- Supplied material -
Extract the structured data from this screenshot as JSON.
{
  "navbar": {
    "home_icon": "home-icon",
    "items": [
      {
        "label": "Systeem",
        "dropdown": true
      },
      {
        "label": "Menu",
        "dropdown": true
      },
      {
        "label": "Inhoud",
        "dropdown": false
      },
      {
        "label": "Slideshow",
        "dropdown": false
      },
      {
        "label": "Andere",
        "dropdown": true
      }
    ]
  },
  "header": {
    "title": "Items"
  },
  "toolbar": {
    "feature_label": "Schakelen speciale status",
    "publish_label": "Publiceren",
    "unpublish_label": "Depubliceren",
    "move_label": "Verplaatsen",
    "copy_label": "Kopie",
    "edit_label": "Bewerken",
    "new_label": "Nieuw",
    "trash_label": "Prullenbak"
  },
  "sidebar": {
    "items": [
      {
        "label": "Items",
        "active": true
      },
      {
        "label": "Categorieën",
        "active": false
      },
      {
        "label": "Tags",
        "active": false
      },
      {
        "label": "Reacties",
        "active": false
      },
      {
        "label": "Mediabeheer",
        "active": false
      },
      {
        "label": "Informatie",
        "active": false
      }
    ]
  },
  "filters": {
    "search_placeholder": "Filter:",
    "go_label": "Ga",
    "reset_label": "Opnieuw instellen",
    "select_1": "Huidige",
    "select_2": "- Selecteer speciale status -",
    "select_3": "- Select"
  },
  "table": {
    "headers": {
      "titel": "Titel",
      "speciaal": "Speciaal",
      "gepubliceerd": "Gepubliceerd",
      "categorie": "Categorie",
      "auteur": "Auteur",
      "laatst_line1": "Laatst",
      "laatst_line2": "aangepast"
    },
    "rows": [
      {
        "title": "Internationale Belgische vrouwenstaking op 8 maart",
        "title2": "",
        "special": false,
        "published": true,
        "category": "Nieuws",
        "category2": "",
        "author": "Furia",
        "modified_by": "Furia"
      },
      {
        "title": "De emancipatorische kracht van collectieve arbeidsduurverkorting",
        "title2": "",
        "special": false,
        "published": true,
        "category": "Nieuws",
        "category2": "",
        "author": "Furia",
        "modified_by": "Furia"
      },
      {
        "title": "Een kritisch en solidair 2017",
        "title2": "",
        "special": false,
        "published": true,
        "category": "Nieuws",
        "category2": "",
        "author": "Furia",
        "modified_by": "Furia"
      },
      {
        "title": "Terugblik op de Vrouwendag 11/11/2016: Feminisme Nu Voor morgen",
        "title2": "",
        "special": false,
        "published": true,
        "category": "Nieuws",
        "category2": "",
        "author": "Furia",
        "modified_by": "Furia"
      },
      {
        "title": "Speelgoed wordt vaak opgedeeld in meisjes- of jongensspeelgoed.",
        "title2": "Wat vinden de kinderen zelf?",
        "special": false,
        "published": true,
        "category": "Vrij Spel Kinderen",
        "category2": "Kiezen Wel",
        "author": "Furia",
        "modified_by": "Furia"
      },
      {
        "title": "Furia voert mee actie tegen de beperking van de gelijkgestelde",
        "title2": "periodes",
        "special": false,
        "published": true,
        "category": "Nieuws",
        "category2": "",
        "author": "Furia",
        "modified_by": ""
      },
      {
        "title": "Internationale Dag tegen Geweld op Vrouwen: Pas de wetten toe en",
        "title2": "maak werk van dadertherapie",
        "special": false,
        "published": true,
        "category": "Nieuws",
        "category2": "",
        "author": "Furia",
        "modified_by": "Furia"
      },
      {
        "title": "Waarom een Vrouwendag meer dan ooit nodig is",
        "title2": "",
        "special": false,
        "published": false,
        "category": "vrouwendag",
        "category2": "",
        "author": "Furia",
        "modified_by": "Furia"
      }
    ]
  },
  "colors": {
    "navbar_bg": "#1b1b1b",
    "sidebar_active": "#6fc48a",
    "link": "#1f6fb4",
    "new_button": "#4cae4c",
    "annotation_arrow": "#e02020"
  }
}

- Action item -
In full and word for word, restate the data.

- Answer for the task -
Extract the structured data from this screenshot as JSON.
{
  "navbar": {
    "home_icon": "home-icon",
    "items": [
      {
        "label": "Systeem",
        "dropdown": true
      },
      {
        "label": "Menu",
        "dropdown": true
      },
      {
        "label": "Inhoud",
        "dropdown": false
      },
      {
        "label": "Slideshow",
        "dropdown": false
      },
      {
        "label": "Andere",
        "dropdown": true
      }
    ]
  },
  "header": {
    "title": "Items"
  },
  "toolbar": {
    "feature_label": "Schakelen speciale status",
    "publish_label": "Publiceren",
    "unpublish_label": "Depubliceren",
    "move_label": "Verplaatsen",
    "copy_label": "Kopie",
    "edit_label": "Bewerken",
    "new_label": "Nieuw",
    "trash_label": "Prullenbak"
  },
  "sidebar": {
    "items": [
      {
        "label": "Items",
        "active": true
      },
      {
        "label": "Categorieën",
        "active": false
      },
      {
        "label": "Tags",
        "active": false
      },
      {
        "label": "Reacties",
        "active": false
      },
      {
        "label": "Mediabeheer",
        "active": false
      },
      {
        "label": "Informatie",
        "active": false
      }
    ]
  },
  "filters": {
    "search_placeholder": "Filter:",
    "go_label": "Ga",
    "reset_label": "Opnieuw instellen",
    "select_1": "Huidige",
    "select_2": "- Selecteer speciale status -",
    "select_3": "- Select"
  },
  "table": {
    "headers": {
      "titel": "Titel",
      "speciaal": "Speciaal",
      "gepubliceerd": "Gepubliceerd",
      "categorie": "Categorie",
      "auteur": "Auteur",
      "laatst_line1": "Laatst",
      "laatst_line2": "aangepast"
    },
    "rows": [
      {
        "title": "Internationale Belgische vrouwenstaking op 8 maart",
        "title2": "",
        "special": false,
        "published": true,
        "category": "Nieuws",
        "category2": "",
        "author": "Furia",
        "modified_by": "Furia"
      },
      {
        "title": "De emancipatorische kracht van collectieve arbeidsduurverkorting",
        "title2": "",
        "special": false,
        "published": true,
        "category": "Nieuws",
        "category2": "",
        "author": "Furia",
        "modified_by": "Furia"
      },
      {
        "title": "Een kritisch en solidair 2017",
        "title2": "",
        "special": false,
        "published": true,
        "category": "Nieuws",
        "category2": "",
        "author": "Furia",
        "modified_by": "Furia"
      },
      {
        "title": "Terugblik op de Vrouwendag 11/11/2016: Feminisme Nu Voor morgen",
        "title2": "",
        "special": false,
        "published": true,
        "category": "Nieuws",
        "category2": "",
        "author": "Furia",
        "modified_by": "Furia"
      },
      {
        "title": "Speelgoed wordt vaak opgedeeld in meisjes- of jongensspeelgoed.",
        "title2": "Wat vinden de kinderen zelf?",
        "special": false,
        "published": true,
        "category": "Vrij Spel Kinderen",
        "category2": "Kiezen Wel",
        "author": "Furia",
        "modified_by": "Furia"
      },
      {
        "title": "Furia voert mee actie tegen de beperking van de gelijkgestelde",
        "title2": "periodes",
        "special": false,
        "published": true,
        "category": "Nieuws",
        "category2": "",
        "author": "Furia",
        "modified_by": ""
      },
      {
        "title": "Internationale Dag tegen Geweld op Vrouwen: Pas de wetten toe en",
        "title2": "maak werk van dadertherapie",
        "special": false,
        "published": true,
        "category": "Nieuws",
        "category2": "",
        "author": "Furia",
        "modified_by": "Furia"
      },
      {
        "title": "Waarom een Vrouwendag meer dan ooit nodig is",
        "title2": "",
        "special": false,
        "published": false,
        "category": "vrouwendag",
        "category2": "",
        "author": "Furia",
        "modified_by": "Furia"
      }
    ]
  },
  "colors": {
    "navbar_bg": "#1b1b1b",
    "sidebar_active": "#6fc48a",
    "link": "#1f6fb4",
    "new_button": "#4cae4c",
    "annotation_arrow": "#e02020"
  }
}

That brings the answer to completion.